─── INPUT ───
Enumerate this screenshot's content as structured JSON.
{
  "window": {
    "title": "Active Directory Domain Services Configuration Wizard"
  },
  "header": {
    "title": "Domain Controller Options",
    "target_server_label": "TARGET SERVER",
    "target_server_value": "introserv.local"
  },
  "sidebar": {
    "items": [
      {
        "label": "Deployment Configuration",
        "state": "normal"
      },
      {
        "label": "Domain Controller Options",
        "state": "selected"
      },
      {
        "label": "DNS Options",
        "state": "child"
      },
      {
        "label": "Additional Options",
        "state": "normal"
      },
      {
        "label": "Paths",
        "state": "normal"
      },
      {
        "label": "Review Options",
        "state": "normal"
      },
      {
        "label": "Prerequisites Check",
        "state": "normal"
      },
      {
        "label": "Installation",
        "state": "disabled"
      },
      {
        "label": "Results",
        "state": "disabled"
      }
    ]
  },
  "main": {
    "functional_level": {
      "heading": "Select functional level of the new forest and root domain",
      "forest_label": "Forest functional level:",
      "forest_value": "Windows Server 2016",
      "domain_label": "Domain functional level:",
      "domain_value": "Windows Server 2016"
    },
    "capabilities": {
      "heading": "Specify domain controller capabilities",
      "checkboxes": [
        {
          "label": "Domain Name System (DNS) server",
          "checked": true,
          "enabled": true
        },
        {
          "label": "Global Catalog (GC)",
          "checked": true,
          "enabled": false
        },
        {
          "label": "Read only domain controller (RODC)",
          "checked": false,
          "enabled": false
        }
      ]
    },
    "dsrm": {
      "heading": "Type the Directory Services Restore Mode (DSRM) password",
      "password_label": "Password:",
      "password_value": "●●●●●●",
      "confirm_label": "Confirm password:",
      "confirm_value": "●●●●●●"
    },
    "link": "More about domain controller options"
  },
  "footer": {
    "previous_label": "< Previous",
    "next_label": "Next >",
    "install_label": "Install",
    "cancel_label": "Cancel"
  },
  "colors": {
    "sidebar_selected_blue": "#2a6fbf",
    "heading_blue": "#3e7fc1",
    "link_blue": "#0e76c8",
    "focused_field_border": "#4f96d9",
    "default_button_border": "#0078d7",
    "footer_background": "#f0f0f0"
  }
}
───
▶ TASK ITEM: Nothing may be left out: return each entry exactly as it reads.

▶ REPLY:
Enumerate this screenshot's content as structured JSON.
{
  "window": {
    "title": "Active Directory Domain Services Configuration Wizard"
  },
  "header": {
    "title": "Domain Controller Options",
    "target_server_label": "TARGET SERVER",
    "target_server_value": "introserv.local"
  },
  "sidebar": {
    "items": [
      {
        "label": "Deployment Configuration",
        "state": "normal"
      },
      {
        "label": "Domain Controller Options",
        "state": "selected"
      },
      {
        "label": "DNS Options",
        "state": "child"
      },
      {
        "label": "Additional Options",
        "state": "normal"
      },
      {
        "label": "Paths",
        "state": "normal"
      },
      {
        "label": "Review Options",
        "state": "normal"
      },
      {
        "label": "Prerequisites Check",
        "state": "normal"
      },
      {
        "label": "Installation",
        "state": "disabled"
      },
      {
        "label": "Results",
        "state": "disabled"
      }
    ]
  },
  "main": {
    "functional_level": {
      "heading": "Select functional level of the new forest and root domain",
      "forest_label": "Forest functional level:",
      "forest_value": "Windows Server 2016",
      "domain_label": "Domain functional level:",
      "domain_value": "Windows Server 2016"
    },
    "capabilities": {
      "heading": "Specify domain controller capabilities",
      "checkboxes": [
        {
          "label": "Domain Name System (DNS) server",
          "checked": true,
          "enabled": true
        },
        {
          "label": "Global Catalog (GC)",
          "checked": true,
          "enabled": false
        },
        {
          "label": "Read only domain controller (RODC)",
          "checked": false,
          "enabled": false
        }
      ]
    },
    "dsrm": {
      "heading": "Type the Directory Services Restore Mode (DSRM) password",
      "password_label": "Password:",
      "password_value": "●●●●●●",
      "confirm_label": "Confirm password:",
      "confirm_value": "●●●●●●"
    },
    "link": "More about domain controller options"
  },
  "footer": {
    "previous_label": "< Previous",
    "next_label": "Next >",
    "install_label": "Install",
    "cancel_label": "Cancel"
  },
  "colors": {
    "sidebar_selected_blue": "#2a6fbf",
    "heading_blue": "#3e7fc1",
    "link_blue": "#0e76c8",
    "focused_field_border": "#4f96d9",
    "default_button_border": "#0078d7",
    "footer_background": "#f0f0f0"
  }
}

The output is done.